TASK TO CARRY OUT:
From the listing below, return each line that includes "this".

EXERCISE MATERIALS:
◆ ◆ ◆ ◆
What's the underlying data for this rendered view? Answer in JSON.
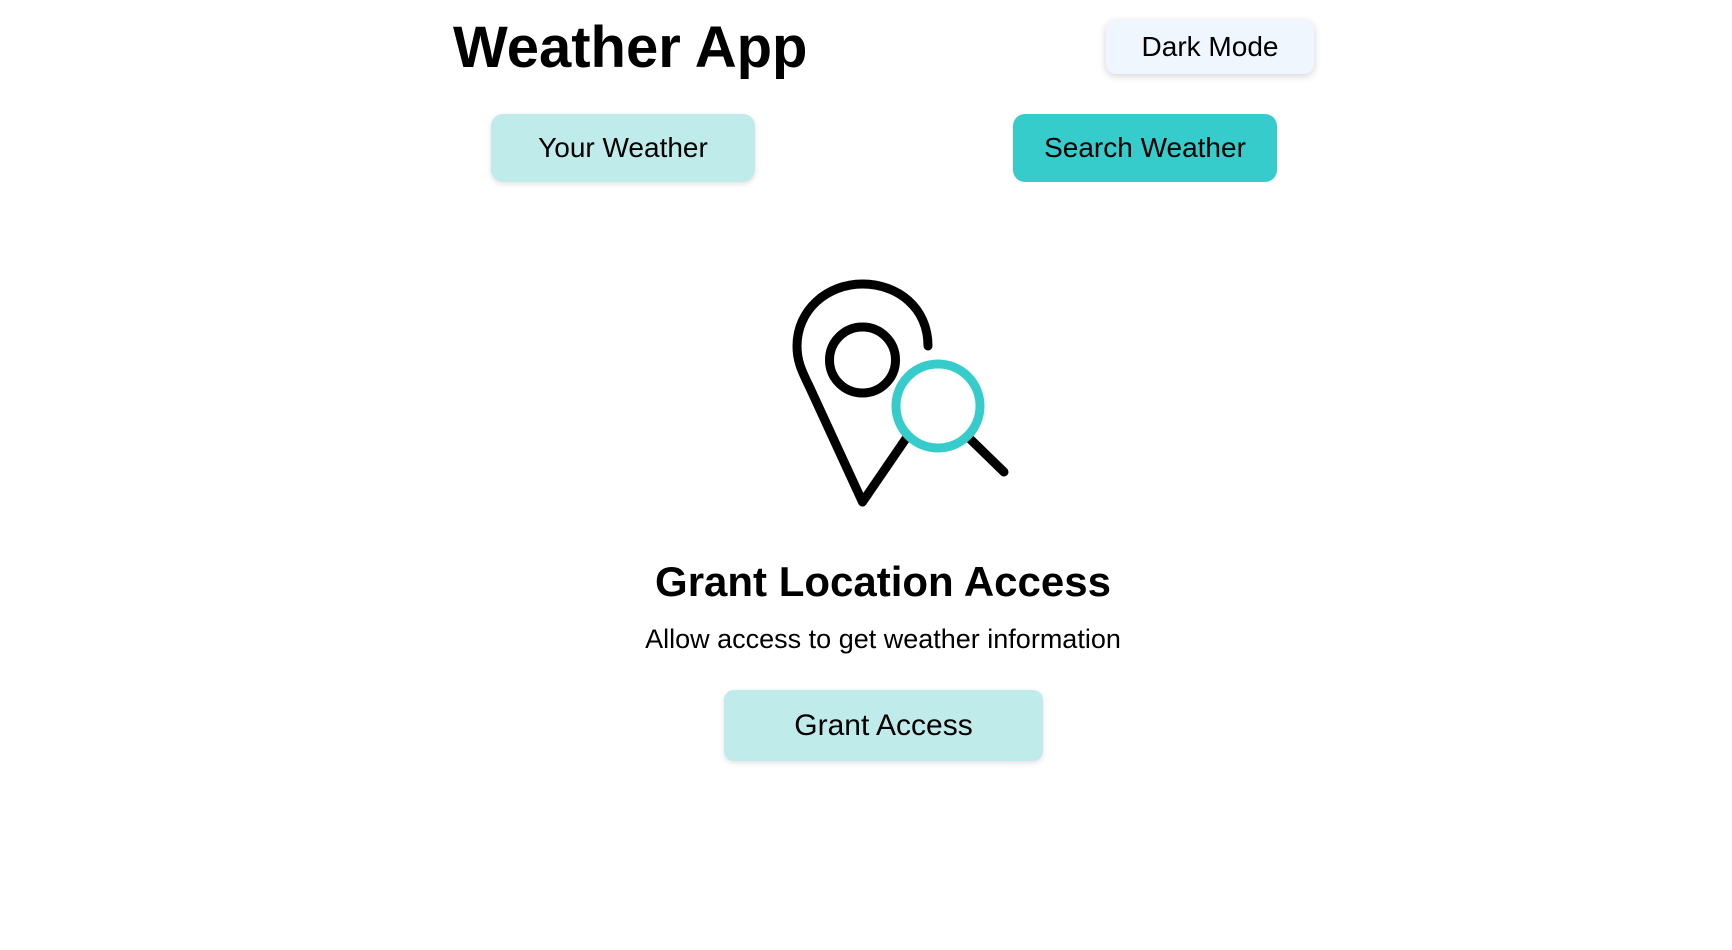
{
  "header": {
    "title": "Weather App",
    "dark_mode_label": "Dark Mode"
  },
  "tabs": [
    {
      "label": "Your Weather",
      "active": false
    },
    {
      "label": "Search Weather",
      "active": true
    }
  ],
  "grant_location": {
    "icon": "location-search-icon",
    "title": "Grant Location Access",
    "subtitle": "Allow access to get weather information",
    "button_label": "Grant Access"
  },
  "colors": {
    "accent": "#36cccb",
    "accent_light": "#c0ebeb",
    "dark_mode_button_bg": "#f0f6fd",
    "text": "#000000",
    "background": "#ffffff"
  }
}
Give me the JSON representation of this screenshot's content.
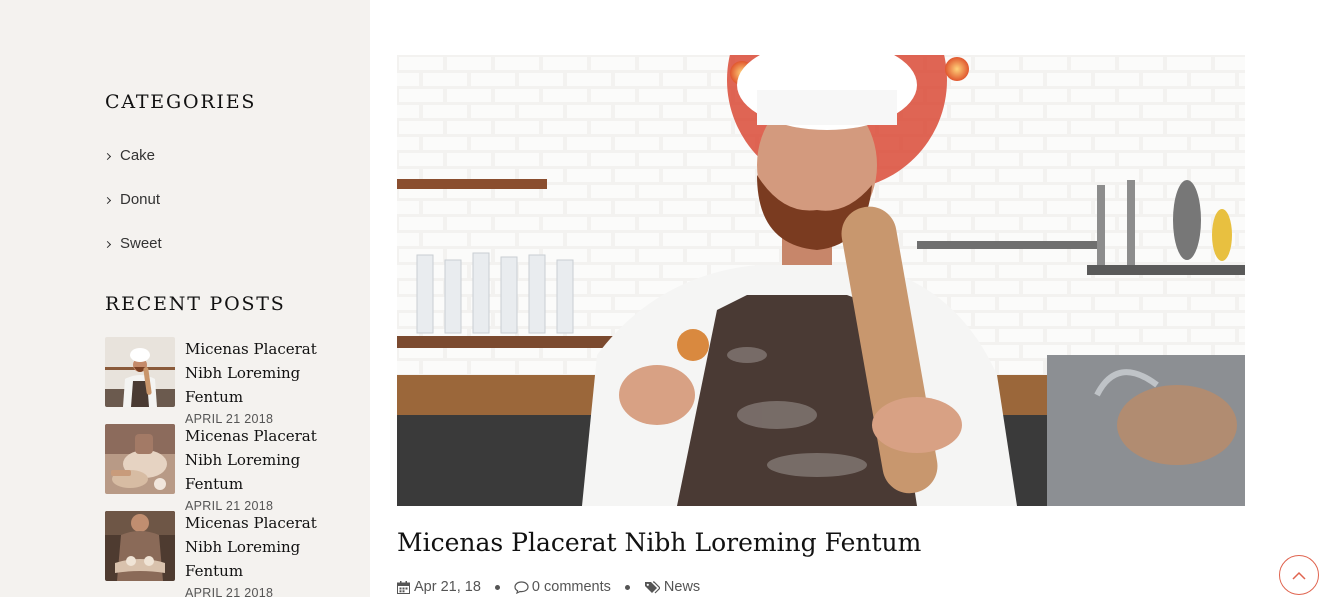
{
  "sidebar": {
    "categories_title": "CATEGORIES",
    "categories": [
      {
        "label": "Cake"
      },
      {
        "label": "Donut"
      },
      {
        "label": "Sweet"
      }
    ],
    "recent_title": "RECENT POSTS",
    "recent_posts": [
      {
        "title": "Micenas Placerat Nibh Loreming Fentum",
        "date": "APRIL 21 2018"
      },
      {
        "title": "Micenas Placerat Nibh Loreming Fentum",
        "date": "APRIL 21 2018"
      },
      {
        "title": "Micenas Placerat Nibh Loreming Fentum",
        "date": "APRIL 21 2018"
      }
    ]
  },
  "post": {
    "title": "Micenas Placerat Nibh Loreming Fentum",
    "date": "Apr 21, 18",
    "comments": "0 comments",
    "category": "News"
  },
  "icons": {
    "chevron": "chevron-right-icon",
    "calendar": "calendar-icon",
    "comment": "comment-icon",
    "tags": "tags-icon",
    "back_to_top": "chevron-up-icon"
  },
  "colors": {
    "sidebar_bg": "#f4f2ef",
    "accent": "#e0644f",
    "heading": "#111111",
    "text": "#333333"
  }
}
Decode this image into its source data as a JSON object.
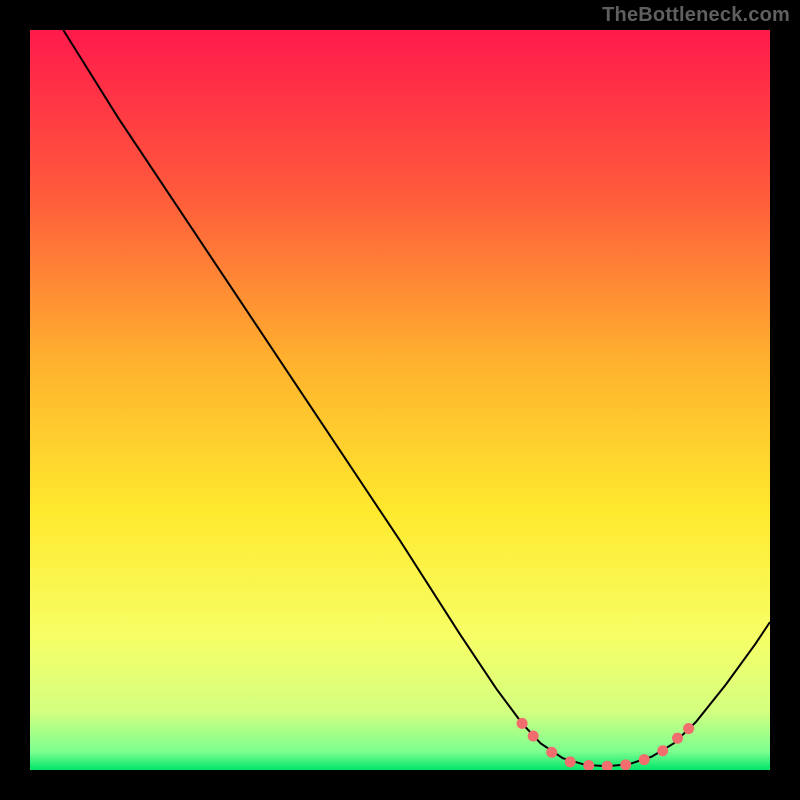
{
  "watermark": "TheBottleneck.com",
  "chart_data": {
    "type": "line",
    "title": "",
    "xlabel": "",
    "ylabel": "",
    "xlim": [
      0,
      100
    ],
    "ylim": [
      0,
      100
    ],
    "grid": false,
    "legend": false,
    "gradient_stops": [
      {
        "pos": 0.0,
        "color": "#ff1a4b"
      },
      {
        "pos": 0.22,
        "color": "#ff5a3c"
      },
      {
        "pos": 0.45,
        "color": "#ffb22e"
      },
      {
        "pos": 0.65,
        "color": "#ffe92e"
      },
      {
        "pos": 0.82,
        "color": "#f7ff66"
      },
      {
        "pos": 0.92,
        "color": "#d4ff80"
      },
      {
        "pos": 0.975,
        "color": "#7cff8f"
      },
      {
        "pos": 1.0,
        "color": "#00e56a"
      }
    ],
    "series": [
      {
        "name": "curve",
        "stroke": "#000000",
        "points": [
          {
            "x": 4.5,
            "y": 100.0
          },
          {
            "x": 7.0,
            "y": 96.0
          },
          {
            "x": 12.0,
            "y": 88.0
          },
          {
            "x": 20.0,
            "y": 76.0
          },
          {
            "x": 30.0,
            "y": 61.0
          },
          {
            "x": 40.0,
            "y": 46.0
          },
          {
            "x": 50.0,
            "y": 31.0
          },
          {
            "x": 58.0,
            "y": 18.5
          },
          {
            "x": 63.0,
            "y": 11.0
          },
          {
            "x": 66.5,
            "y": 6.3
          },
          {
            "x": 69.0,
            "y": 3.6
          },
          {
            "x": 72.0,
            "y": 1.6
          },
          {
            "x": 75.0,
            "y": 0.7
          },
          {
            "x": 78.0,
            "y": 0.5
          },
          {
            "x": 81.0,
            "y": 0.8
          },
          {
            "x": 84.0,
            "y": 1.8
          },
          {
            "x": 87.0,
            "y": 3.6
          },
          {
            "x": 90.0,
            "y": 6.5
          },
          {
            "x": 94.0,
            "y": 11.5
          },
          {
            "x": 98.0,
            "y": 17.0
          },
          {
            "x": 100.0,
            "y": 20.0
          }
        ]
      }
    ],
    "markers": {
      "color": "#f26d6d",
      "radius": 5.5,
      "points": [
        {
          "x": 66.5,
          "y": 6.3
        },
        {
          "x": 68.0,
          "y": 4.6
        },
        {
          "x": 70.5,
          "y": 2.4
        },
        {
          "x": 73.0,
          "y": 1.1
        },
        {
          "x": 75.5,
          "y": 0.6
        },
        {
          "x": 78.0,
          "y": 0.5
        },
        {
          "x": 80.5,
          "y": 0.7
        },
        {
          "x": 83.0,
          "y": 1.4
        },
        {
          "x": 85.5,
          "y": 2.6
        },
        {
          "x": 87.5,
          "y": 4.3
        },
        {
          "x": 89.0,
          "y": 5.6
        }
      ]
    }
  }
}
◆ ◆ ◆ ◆
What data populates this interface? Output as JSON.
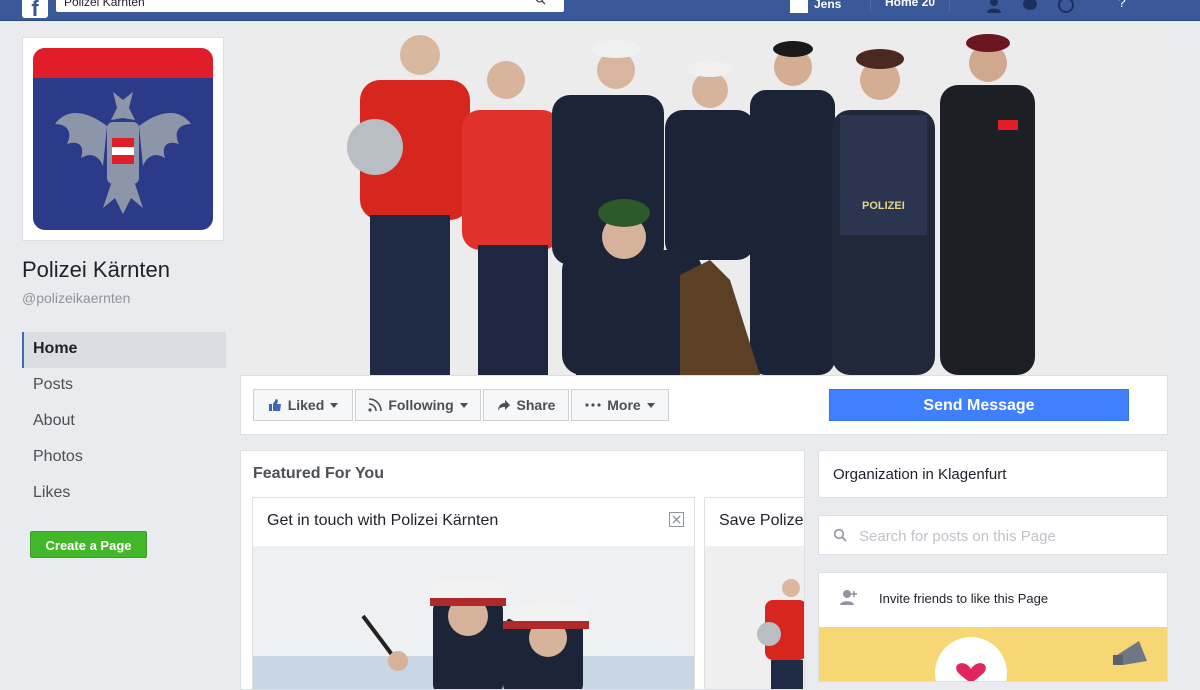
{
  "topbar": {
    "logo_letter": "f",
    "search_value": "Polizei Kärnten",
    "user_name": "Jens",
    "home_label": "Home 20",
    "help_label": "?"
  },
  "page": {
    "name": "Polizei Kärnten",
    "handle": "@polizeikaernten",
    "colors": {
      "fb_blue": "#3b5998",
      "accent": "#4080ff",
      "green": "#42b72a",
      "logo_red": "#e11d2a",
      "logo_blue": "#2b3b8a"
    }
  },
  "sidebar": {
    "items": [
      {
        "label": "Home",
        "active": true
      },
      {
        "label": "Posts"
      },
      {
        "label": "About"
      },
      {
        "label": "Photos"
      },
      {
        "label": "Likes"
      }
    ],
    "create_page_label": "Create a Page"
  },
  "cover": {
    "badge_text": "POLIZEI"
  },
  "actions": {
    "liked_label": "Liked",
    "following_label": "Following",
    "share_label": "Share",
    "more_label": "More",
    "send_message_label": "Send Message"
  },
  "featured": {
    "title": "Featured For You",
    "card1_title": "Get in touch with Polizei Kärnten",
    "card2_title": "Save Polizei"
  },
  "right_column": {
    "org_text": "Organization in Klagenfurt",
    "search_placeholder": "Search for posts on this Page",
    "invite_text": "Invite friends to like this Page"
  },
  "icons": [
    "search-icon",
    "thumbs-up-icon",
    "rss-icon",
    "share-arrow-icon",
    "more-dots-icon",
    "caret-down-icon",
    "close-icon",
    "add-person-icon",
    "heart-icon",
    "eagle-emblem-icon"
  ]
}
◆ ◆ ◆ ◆
RESPONSE:
What's the underlying data for this rendered view? Answer in JSON.
Give me the JSON representation of this screenshot's content.
Decode this image into its source data as a JSON object.
What data populates this interface? Output as JSON.
    "search_placeholder": "Search for posts on this Page",
    "invite_text": "Invite friends to like this Page"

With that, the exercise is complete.